Specifically, Microsoft is implementing four new interoperability principles and corresponding actions across its high-volume business products: (1) ensuring open connections; (2) promoting data portability; (3) enhancing support for industry standards; and (4) fostering more open engagement with customers and the industry, including open source communities.

More information is here. Ray Ozzie is talking about software partners, APIs, web services and the need for Microsoft to change it does business, and become open and interoperable. Between the lines you can read, Microsoft is worried, scratch that, very worried about developers leaving them in the cold.

The 451 Group analysts note:

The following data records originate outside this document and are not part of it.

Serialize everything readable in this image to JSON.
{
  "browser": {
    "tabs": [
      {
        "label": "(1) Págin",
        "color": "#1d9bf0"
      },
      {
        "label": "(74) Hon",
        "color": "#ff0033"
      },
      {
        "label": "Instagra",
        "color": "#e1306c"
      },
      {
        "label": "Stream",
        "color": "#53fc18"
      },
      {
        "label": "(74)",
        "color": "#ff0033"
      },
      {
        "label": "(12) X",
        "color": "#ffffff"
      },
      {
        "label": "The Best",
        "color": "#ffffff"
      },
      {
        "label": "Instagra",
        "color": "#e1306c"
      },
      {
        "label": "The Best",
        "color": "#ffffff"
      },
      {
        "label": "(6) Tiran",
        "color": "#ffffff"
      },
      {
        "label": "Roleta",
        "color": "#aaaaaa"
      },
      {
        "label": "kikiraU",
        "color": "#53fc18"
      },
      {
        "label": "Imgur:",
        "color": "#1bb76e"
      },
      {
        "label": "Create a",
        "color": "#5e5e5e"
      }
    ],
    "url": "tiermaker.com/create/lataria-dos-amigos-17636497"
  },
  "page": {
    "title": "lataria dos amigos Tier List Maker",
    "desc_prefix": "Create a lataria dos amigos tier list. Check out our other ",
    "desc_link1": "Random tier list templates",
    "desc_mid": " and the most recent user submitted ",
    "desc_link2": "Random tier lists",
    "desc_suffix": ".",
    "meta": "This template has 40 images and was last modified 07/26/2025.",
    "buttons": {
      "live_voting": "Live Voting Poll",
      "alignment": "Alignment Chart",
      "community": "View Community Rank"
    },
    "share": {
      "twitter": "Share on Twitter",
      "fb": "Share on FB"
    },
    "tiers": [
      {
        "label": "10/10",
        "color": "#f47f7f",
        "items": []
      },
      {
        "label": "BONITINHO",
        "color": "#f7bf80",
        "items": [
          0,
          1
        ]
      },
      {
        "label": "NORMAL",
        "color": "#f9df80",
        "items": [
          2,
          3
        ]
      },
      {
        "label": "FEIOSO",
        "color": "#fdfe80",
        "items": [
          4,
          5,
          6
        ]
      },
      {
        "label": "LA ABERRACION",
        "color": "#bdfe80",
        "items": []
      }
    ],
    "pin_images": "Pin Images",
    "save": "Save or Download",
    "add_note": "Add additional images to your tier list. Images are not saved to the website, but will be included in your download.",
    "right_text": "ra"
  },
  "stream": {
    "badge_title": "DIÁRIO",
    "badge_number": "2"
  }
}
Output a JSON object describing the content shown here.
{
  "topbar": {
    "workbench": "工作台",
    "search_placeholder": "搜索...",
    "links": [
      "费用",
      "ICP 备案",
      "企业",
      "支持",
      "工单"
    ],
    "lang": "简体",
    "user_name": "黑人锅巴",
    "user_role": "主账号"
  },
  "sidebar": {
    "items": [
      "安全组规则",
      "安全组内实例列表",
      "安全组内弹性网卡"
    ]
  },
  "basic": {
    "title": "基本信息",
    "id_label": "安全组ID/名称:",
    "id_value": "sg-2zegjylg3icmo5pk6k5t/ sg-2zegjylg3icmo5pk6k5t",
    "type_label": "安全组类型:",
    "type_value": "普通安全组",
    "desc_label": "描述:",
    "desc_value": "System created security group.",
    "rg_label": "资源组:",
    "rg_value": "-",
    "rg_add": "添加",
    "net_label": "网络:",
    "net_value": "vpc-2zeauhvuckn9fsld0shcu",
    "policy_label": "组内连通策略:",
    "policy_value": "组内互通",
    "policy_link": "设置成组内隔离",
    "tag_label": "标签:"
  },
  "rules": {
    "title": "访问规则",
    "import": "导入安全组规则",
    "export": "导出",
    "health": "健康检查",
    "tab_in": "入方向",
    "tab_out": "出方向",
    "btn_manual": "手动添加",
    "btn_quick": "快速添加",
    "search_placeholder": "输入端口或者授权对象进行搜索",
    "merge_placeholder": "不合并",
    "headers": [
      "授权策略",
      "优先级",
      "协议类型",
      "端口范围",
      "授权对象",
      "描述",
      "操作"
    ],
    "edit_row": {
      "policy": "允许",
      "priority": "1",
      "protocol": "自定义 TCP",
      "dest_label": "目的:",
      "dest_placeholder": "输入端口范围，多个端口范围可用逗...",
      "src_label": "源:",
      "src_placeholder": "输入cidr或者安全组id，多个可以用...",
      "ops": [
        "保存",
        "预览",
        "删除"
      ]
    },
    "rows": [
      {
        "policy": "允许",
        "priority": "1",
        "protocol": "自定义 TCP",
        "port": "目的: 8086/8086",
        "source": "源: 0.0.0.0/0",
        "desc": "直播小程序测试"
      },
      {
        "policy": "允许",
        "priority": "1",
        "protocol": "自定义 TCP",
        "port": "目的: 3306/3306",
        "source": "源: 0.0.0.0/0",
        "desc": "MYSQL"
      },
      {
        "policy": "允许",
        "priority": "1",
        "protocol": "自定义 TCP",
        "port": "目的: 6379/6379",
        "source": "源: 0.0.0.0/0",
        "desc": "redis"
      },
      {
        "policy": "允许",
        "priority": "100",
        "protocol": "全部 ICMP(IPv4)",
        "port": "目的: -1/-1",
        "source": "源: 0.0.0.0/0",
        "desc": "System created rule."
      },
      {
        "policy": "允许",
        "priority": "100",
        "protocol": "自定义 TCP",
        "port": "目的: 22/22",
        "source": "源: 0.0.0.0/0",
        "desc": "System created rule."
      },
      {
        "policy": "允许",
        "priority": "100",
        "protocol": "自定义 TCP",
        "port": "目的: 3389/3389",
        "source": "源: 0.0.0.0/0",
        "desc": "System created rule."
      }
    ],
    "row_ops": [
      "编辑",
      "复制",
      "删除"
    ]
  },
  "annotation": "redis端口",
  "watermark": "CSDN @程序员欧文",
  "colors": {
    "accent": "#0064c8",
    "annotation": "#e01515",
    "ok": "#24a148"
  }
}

The European Union’s Court of First Instance was cited as the main driver for the new announcements, although clearly it’s also is a big win for the open standards/open source movement. It’s also an acknowledgement of changing market dynamics and emerging trends such as web services and software-as-a-service, and a recognition from Microsoft that an open approach will be more fruitful in developing momentum, partnerships and business opportunities than competition and litigation.

4 Responses to “Microsoft Chants Open, Interoperability Mantra”

  1. What I’d really like to see is publicly accessible bug tracking for those high-volume Microsoft products. Read access to such a thing ought not require a login.

    This would give much greater visibility of reported issues, and progress in addressing them.

    It is crucial to understanding the difference between the documentation and the actual implementation.

    See – now a couple of years old, for one guy’s attempt to report a bug. Not a lot has changed since, AFAIK.

    There used to be such a thing for IE7 – see
    but it seems to have quietly disappeared. says “The Internet Explorer Feedback page is temporary closed. Report all security bugs directly to [email protected].”



  2. I’m not surprised that Microsoft is scared. They’ve built themselves up to being this big secluded giant that nobody in the village really wants to go for pints with. It’ll be interesting to see how this develops.

    Om, since you’re on top of things, wanted to let you know about a newsreader out there that exists that bases it’s content on what the user actually WANTS to see. It’s called ‘Sprout’. Very intuitive, quickly learns what you like to read and what doesn’t interest you. There’s a free trial on now. You can find it here:

  3. I do not know if Microsoft is serious or just putting out a press release for the reasons you mentioned.

    However Microsoft needs to adopt the open mantra for its own survival. The world has moved very very categorically to open and from REST to web standards to PDF, to Bonjour, Lots of successful technology has moved away from MS controlled proprietary standards to more open technologies. If Microsoft does not play in this “open” game it stands to loose developers and users big time.

    On the web MS technologies have rarely dominated compared to open technologies. Enterprise still loves Microsoft, But with the problems they are seeing / will see with locking of that data, Expect them to move Open too.